Patrol boats the guardians of regional security and stability

Published on LEUT Todd Fitzgerald (author), ABCIS Blake Donovan (photographer)

Topic(s): HMAS Maryborough (P95), Pacific Maritime Security Program (PMSP)

Guardian Class Patrol Boat, Royal Solomon Islands Police Vessel Gizo, leads Royal Australian Navy Armidale Class Patrol Boat, HMAS Maryborough. (photo: ABCIS Blake Donovan)
Guardian Class Patrol Boat, Royal Solomon Islands Police Vessel Gizo, leads Royal Australian Navy Armidale Class Patrol Boat, HMAS Maryborough.

Royal Australian Navy Patrol Boat HMAS Maryborough has joined Royal Solomon Islands Police Vessel Gizo for her maiden voyage home.

The Australian Government handed over Gizo, a Guardian Class Patrol Boat, to the Solomon Islands during a ceremony held in Henderson, Western Australia in November.

Gizo then sailed to Darwin where Maryborough joined her for the final leg to Honiara.

Commanding Officer Maryborough, Commander Chris Unwin, said the voyage demonstrated the support and friendship between the Pacific nations.

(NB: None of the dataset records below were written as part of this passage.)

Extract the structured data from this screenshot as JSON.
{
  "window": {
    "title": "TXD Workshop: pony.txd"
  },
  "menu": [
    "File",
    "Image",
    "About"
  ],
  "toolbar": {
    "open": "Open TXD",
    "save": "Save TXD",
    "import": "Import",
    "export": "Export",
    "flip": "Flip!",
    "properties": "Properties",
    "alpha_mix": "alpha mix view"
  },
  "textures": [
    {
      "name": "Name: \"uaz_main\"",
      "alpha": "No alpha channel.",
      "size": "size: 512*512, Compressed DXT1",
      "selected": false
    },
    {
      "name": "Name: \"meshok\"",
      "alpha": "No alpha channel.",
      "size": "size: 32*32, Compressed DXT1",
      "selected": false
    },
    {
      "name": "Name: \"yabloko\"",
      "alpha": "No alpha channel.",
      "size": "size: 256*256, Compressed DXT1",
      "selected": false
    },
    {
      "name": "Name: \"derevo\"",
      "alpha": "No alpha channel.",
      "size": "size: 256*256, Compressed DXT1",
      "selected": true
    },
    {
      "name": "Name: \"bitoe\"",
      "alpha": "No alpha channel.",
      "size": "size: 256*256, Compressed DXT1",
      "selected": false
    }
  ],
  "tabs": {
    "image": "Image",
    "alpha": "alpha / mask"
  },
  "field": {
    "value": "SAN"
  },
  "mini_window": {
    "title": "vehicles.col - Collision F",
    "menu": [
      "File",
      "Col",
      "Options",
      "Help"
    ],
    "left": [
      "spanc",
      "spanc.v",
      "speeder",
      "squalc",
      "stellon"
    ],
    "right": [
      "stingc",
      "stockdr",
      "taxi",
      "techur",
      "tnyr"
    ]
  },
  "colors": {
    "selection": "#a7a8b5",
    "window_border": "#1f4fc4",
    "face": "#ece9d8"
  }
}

“These engagements are important. They support efforts to maintain security and stability in the region,” he said.

“RSIPV Gizo will greatly assist the Solomon Islands Police Force to protect their country’s natural resources as the new boat is a significant enhancement in capability over their previous class of vessel.”

Gizo is the fifth of 21 Guardian Class Patrol Boats gifted to 12 Pacific Island nations and Timor-Leste under the $2 billion Pacific Maritime Security Program.

Along the way, Maryborough and Gizo have conducted manoeuvring and emergency training.

Crew members also swapped vessels for short periods.

Cross-decking, as it is known in naval jargon, is practised by navies all over the world and is designed to improve the personal and professional development of those fortunate enough to be selected. It is also a sign of diplomacy and trust between participating vessels.

Commander Unwin said the crew of Gizo had proven to be professional and capable mariners.

"International engagements such as this are always enjoyable," he said.

"Despite the fact that I have been in the Navy for a significant period of time, there are always new places to visit, new friends to meet and new cultures to learn about.

"Many on board Maryborough have never been to the Solomon Islands before and are looking forward to the experience."

Commander Unwin said the patrol boat community was at the front line of Navy's efforts to deepen interoperability and promote security and stability in the Indo-Pacific.

Maryborough has been on duty over the Christmas period, undertaking patrols on Operation RESOLUTE.

The Guardian Class Pacific Patrol Boat is 39.5 metres long, and has a complement of 23 crew members. The vessel has a range of 3000 nautical miles at minimal speed, completing the voyage from Darwin to Honiara without refuelling.

The boats are designed to conduct maritime surveillance and enforcement operations, including illegal fishing, search and rescue, and other border operations.